DIRECTIONS >>
Which lines of the listing below contain the word "user"? Copy each of them.

DATA EXTRACTS >>

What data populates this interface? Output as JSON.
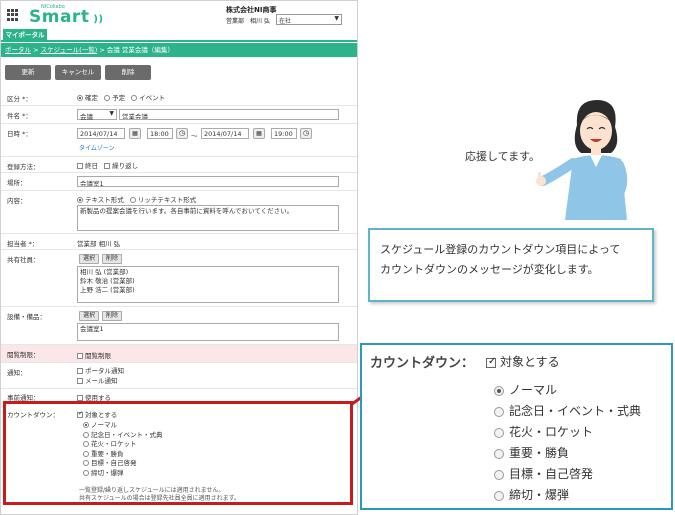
{
  "header": {
    "brand_top": "NICollabo",
    "brand": "Smart",
    "company": "株式会社NI商事",
    "user": "営業部　相川 弘",
    "status": "在社"
  },
  "tabs": {
    "active": "マイポータル"
  },
  "breadcrumb": {
    "portal": "ポータル",
    "schedule": "スケジュール(一覧)",
    "current": "会議 営業会議（編集）",
    "sep": ">"
  },
  "toolbar": {
    "update": "更新",
    "cancel": "キャンセル",
    "delete": "削除"
  },
  "form": {
    "category": {
      "label": "区分 *：",
      "options": [
        "確定",
        "予定",
        "イベント"
      ],
      "selected": 0
    },
    "subject": {
      "label": "件名 *：",
      "type": "会議",
      "value": "営業会議"
    },
    "datetime": {
      "label": "日時 *：",
      "start_date": "2014/07/14",
      "start_time": "18:00",
      "tilde": "～",
      "end_date": "2014/07/14",
      "end_time": "19:00",
      "timezone": "タイムゾーン"
    },
    "registration": {
      "label": "登録方法：",
      "all_day": "終日",
      "repeat": "繰り返し"
    },
    "place": {
      "label": "場所：",
      "value": "会議室1"
    },
    "content": {
      "label": "内容：",
      "text_format": "テキスト形式",
      "rich_format": "リッチテキスト形式",
      "value": "新製品の提案会議を行います。各自事前に資料を呼んでおいてください。"
    },
    "owner": {
      "label": "担当者 *：",
      "value": "営業部 相川 弘"
    },
    "members": {
      "label": "共有社員：",
      "select": "選択",
      "remove": "削除",
      "list": [
        "相川 弘 (営業部)",
        "鈴木 敬治 (営業部)",
        "上野 浩二 (営業部)"
      ]
    },
    "equipment": {
      "label": "設備・備品：",
      "select": "選択",
      "remove": "削除",
      "list": [
        "会議室1"
      ]
    },
    "restriction": {
      "label": "閲覧制限：",
      "option": "閲覧制限"
    },
    "notify": {
      "label": "通知：",
      "portal": "ポータル通知",
      "mail": "メール通知"
    },
    "pre_notify": {
      "label": "事前通知：",
      "option": "使用する"
    },
    "countdown": {
      "label": "カウントダウン：",
      "target": "対象とする",
      "options": [
        "ノーマル",
        "記念日・イベント・式典",
        "花火・ロケット",
        "重要・勝負",
        "目標・自己啓発",
        "締切・爆弾"
      ],
      "selected": 0,
      "note1": "一覧登録/繰り返しスケジュールには適用されません。",
      "note2": "共有スケジュールの場合は登録先社員全員に適用されます。"
    }
  },
  "speech": "応援してます。",
  "explanation": [
    "スケジュール登録のカウントダウン項目によって",
    "カウントダウンのメッセージが変化します。"
  ],
  "zoom": {
    "label": "カウントダウン：",
    "target": "対象とする",
    "options": [
      "ノーマル",
      "記念日・イベント・式典",
      "花火・ロケット",
      "重要・勝負",
      "目標・自己啓発",
      "締切・爆弾"
    ]
  },
  "colors": {
    "brand": "#2bb38a",
    "highlight": "#c81b1b",
    "callout": "#2a9ab8"
  }
}
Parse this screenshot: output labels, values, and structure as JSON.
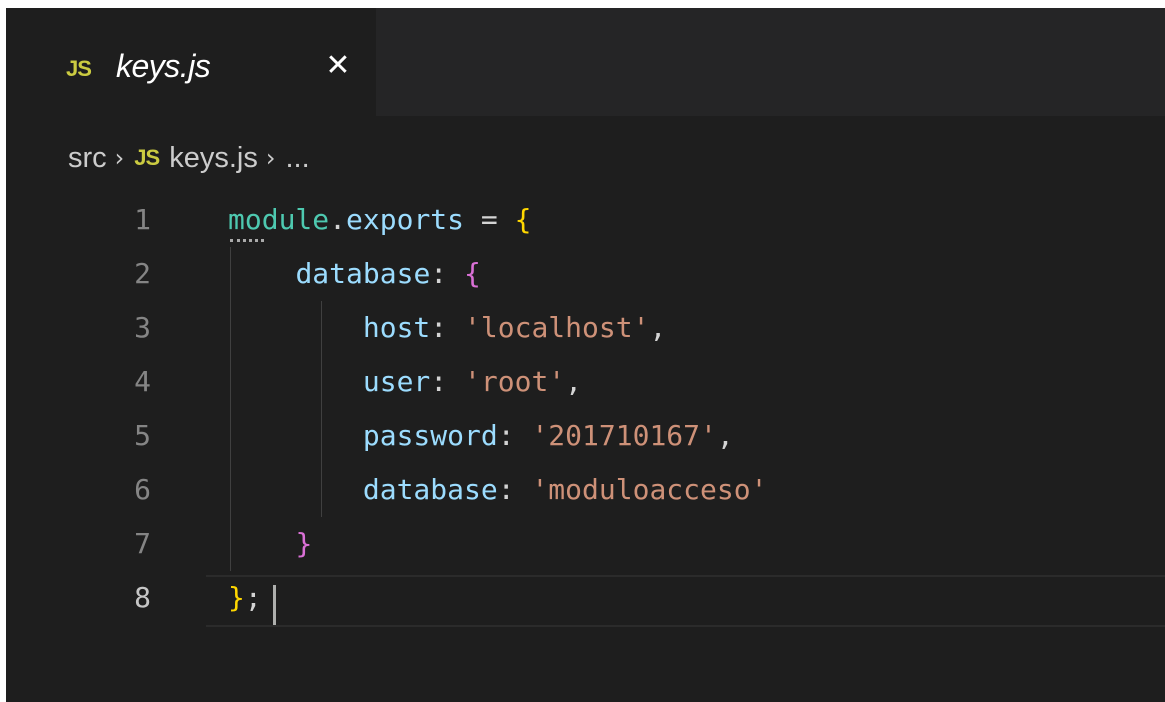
{
  "tab": {
    "icon": "JS",
    "label": "keys.js",
    "close": "✕"
  },
  "breadcrumb": {
    "folder": "src",
    "separator": "›",
    "file_icon": "JS",
    "file": "keys.js",
    "rest": "..."
  },
  "editor": {
    "line_numbers": [
      "1",
      "2",
      "3",
      "4",
      "5",
      "6",
      "7",
      "8"
    ],
    "line1": {
      "module": "module",
      "dot": ".",
      "exports": "exports",
      "eq": " = ",
      "brace": "{"
    },
    "line2": {
      "indent": "    ",
      "key": "database",
      "colon": ": ",
      "brace": "{"
    },
    "line3": {
      "indent": "        ",
      "key": "host",
      "colon": ": ",
      "value": "'localhost'",
      "comma": ","
    },
    "line4": {
      "indent": "        ",
      "key": "user",
      "colon": ": ",
      "value": "'root'",
      "comma": ","
    },
    "line5": {
      "indent": "        ",
      "key": "password",
      "colon": ": ",
      "value": "'201710167'",
      "comma": ","
    },
    "line6": {
      "indent": "        ",
      "key": "database",
      "colon": ": ",
      "value": "'moduloacceso'"
    },
    "line7": {
      "indent": "    ",
      "brace": "}"
    },
    "line8": {
      "brace": "}",
      "semi": ";"
    }
  },
  "colors": {
    "background": "#1e1e1e",
    "tab_strip": "#252526",
    "js_icon": "#cbcb41",
    "property": "#9cdcfe",
    "module": "#4ec9b0",
    "string": "#ce9178",
    "bracket_level1": "#ffd700",
    "bracket_level2": "#da70d6"
  }
}
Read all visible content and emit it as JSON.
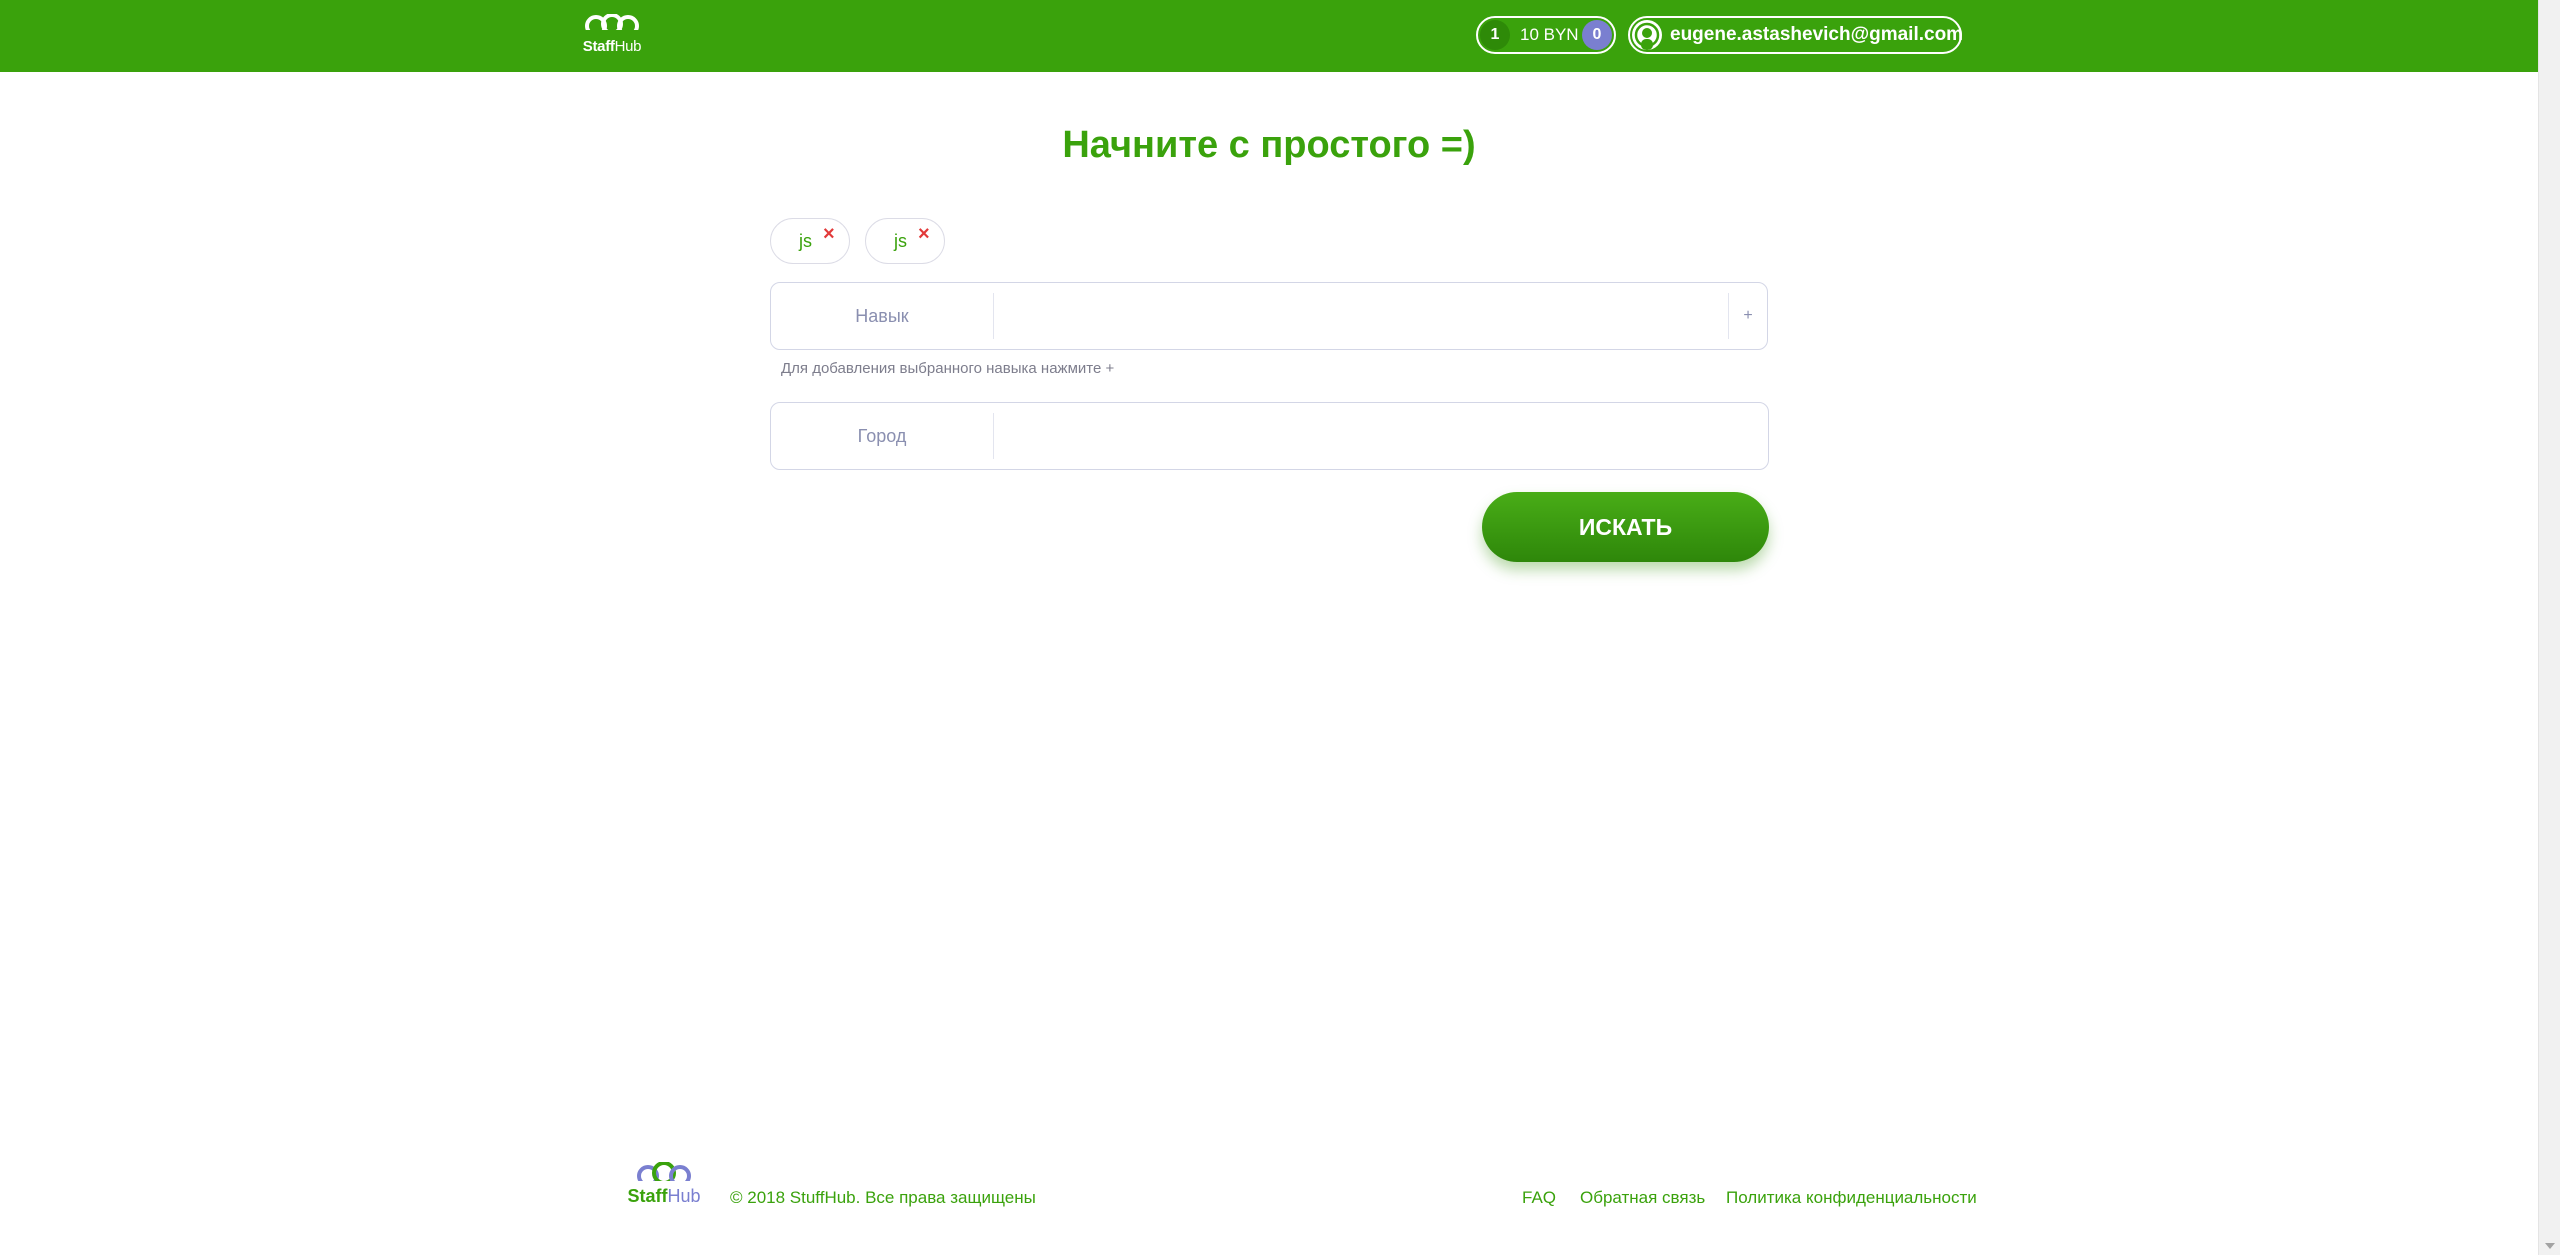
{
  "header": {
    "logo_text_staff": "Staff",
    "logo_text_hub": "Hub",
    "balance": {
      "count": "1",
      "amount": "10 BYN",
      "notifications": "0"
    },
    "account_email": "eugene.astashevich@gmail.com"
  },
  "main": {
    "title": "Начните с простого =)",
    "tags": [
      {
        "label": "js",
        "remove": "×"
      },
      {
        "label": "js",
        "remove": "×"
      }
    ],
    "skill_field": {
      "label": "Навык",
      "value": "",
      "add_button": "+"
    },
    "hint": "Для добавления выбранного навыка нажмите +",
    "city_field": {
      "label": "Город",
      "value": ""
    },
    "search_button": "ИСКАТЬ"
  },
  "footer": {
    "logo_text_staff": "Staff",
    "logo_text_hub": "Hub",
    "copyright": "© 2018 StuffHub. Все права защищены",
    "links": [
      "FAQ",
      "Обратная связь",
      "Политика конфиденциальности"
    ]
  },
  "colors": {
    "brand_green": "#3aa20c",
    "accent_purple": "#7a7fd0",
    "remove_red": "#e23a3a"
  },
  "icons": [
    "logo-icon",
    "user-avatar-icon",
    "close-icon",
    "plus-icon"
  ]
}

TASK OUTPUT >>
    "user": "営業部　相川 弘",
      "key": "user",
    "user-avatar-icon",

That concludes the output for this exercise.